kept secret," says Mark Lefebvre, director of global marketing for IBM PLM. "It
really is a means for a company to transform itself."
Lefebvre says companies both large and small have long
recognized PLM's ability to take time and costs out of the equation thanks to
the operational efficiencies it can drive. But what they're starting to
discover, he says, is PLM not only means you get products to market faster
and at less cost, but with the right strategy, you can push more innovative
products to market in a timely fashion, which is the only way to grow and
differentiate a company in this crowded global economy.
The first pillar of IBM's announcement is it's
expanding its long-time relationship with Dassault to resell the V6 PLM
platform, including ENOVIA for global collaboration and product data
management, CATIA for virtual product design, 3Dvia for 3-D virtual product
documentation and DELMIA for digital manufacturing.
In addition, IBM is now overseeing 10 Global PLM Centers of
Excellence, and the long-time PLM partners will co-coordinate an International

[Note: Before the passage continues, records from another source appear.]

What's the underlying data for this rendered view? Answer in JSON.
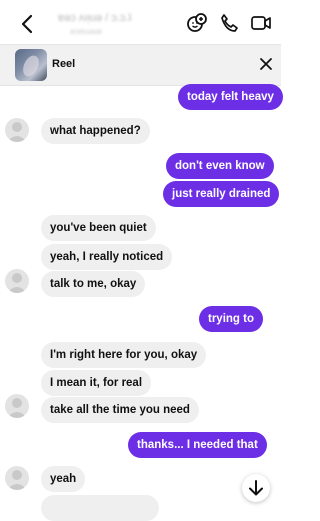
{
  "header": {
    "contact_name": "ɐǝɔ ʌıᴉuǝ / ɔ.ɔ.ʇ",
    "contact_sub": "ǝɔıɐɹɹǝɹɐ"
  },
  "reel": {
    "label": "Reel"
  },
  "messages": [
    {
      "side": "out",
      "text": "today felt heavy"
    },
    {
      "side": "in",
      "text": "what happened?"
    },
    {
      "side": "out",
      "text": "don't even know"
    },
    {
      "side": "out",
      "text": "just really drained"
    },
    {
      "side": "in",
      "text": "you've been quiet"
    },
    {
      "side": "in",
      "text": "yeah, I really noticed"
    },
    {
      "side": "in",
      "text": "talk to me, okay"
    },
    {
      "side": "out",
      "text": "trying to"
    },
    {
      "side": "in",
      "text": "I'm right here for you, okay"
    },
    {
      "side": "in",
      "text": "I mean it, for real"
    },
    {
      "side": "in",
      "text": "take all the time you need"
    },
    {
      "side": "out",
      "text": "thanks... I needed that"
    },
    {
      "side": "in",
      "text": "yeah"
    }
  ],
  "colors": {
    "outgoing_bubble": "#6d2fe6",
    "incoming_bubble": "#efefef",
    "accent_icons": "#111111"
  },
  "icons": [
    "back-icon",
    "effects-icon",
    "phone-icon",
    "video-icon",
    "close-icon",
    "avatar-icon",
    "arrow-down-icon"
  ]
}
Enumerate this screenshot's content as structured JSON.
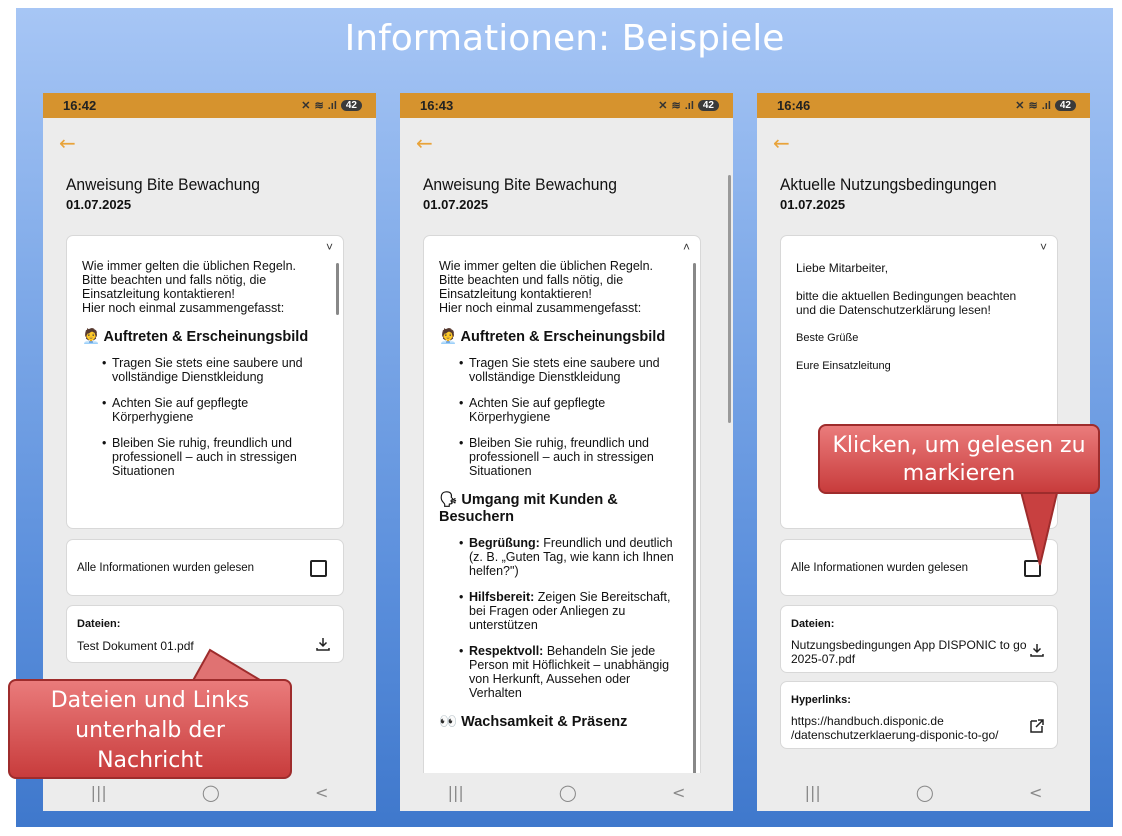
{
  "slide": {
    "title": "Informationen: Beispiele"
  },
  "phones": [
    {
      "time": "16:42",
      "battery": "42",
      "title": "Anweisung Bite Bewachung",
      "date": "01.07.2025",
      "chevron": "˅",
      "intro": [
        "Wie immer gelten die üblichen Regeln.",
        "Bitte beachten und falls nötig, die",
        "Einsatzleitung kontaktieren!",
        "Hier noch einmal zusammengefasst:"
      ],
      "section1": "🧑‍💼 Auftreten & Erscheinungsbild",
      "bullets": [
        "Tragen Sie stets eine saubere und vollständige Dienstkleidung",
        "Achten Sie auf gepflegte Körperhygiene",
        "Bleiben Sie ruhig, freundlich und professionell – auch in stressigen Situationen"
      ],
      "read_label": "Alle Informationen wurden gelesen",
      "files_label": "Dateien:",
      "file_name": "Test Dokument 01.pdf"
    },
    {
      "time": "16:43",
      "battery": "42",
      "title": "Anweisung Bite Bewachung",
      "date": "01.07.2025",
      "chevron": "˄",
      "intro": [
        "Wie immer gelten die üblichen Regeln.",
        "Bitte beachten und falls nötig, die",
        "Einsatzleitung kontaktieren!",
        "Hier noch einmal zusammengefasst:"
      ],
      "section1": "🧑‍💼 Auftreten & Erscheinungsbild",
      "bullets": [
        "Tragen Sie stets eine saubere und vollständige Dienstkleidung",
        "Achten Sie auf gepflegte Körperhygiene",
        "Bleiben Sie ruhig, freundlich und professionell – auch in stressigen Situationen"
      ],
      "section2": "🗣 Umgang mit Kunden & Besuchern",
      "bullets2": [
        {
          "bold": "Begrüßung:",
          "text": " Freundlich und deutlich (z. B. „Guten Tag, wie kann ich Ihnen helfen?\")"
        },
        {
          "bold": "Hilfsbereit:",
          "text": " Zeigen Sie Bereitschaft, bei Fragen oder Anliegen zu unterstützen"
        },
        {
          "bold": "Respektvoll:",
          "text": " Behandeln Sie jede Person mit Höflichkeit – unabhängig von Herkunft, Aussehen oder Verhalten"
        }
      ],
      "section3": "👀 Wachsamkeit & Präsenz"
    },
    {
      "time": "16:46",
      "battery": "42",
      "title": "Aktuelle Nutzungsbedingungen",
      "date": "01.07.2025",
      "chevron": "˅",
      "greeting": "Liebe Mitarbeiter,",
      "body": [
        "bitte die aktuellen Bedingungen beachten",
        "und die Datenschutzerklärung lesen!"
      ],
      "regards": "Beste Grüße",
      "signature": "Eure Einsatzleitung",
      "read_label": "Alle Informationen wurden gelesen",
      "files_label": "Dateien:",
      "file_name": [
        "Nutzungsbedingungen App DISPONIC to go",
        "2025-07.pdf"
      ],
      "links_label": "Hyperlinks:",
      "link": [
        "https://handbuch.disponic.de",
        "/datenschutzerklaerung-disponic-to-go/"
      ]
    }
  ],
  "nav": {
    "recent": "|||",
    "home": "◯",
    "back": "<"
  },
  "callouts": {
    "mark_read": "Klicken, um gelesen zu markieren",
    "files_links": "Dateien und Links unterhalb der Nachricht"
  },
  "colors": {
    "status_bar": "#d6932e",
    "accent": "#e8a33a",
    "callout": "#d95555"
  }
}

Competency Center for PLM research and development. IBM is also adding to its
consulting arsenal by manning a team of more than 2,000 PLM consultants along
with 60 PLM industry experts that are now assigned to its research and development
While IBM has been a reseller of PLM products for years,
these latest efforts and its recent acquisitions of related technologies also
serve to broaden its PLM story. The company has scooped up additional non-CAD
focused PLM pieces over the years, including the Maximo
enterprise asset management (EAM) tool for tracking asset data, which is
invaluable for post-production service after sales, and the Telelogic customer requirements management
tool. IBM also recently announced the $340 million acquisition of iLog,
a French-based maker of business rules management software, which expands its
SOA (Service Oriented Architecture) and PLM integration capabilities.
The integration and business process piece is where PLM
customers can expect added value with IBM. "The value customers can expect out
of IBM is the ability to help them integrate a PLM environment into the
enterprise to collaborate across the supply chain both inbound and outbound,"
Lefebvre says. "PLM is migrating from a CAD-only or PDM-only platform into a
broader play ... and IBM is expanding to address these other areas."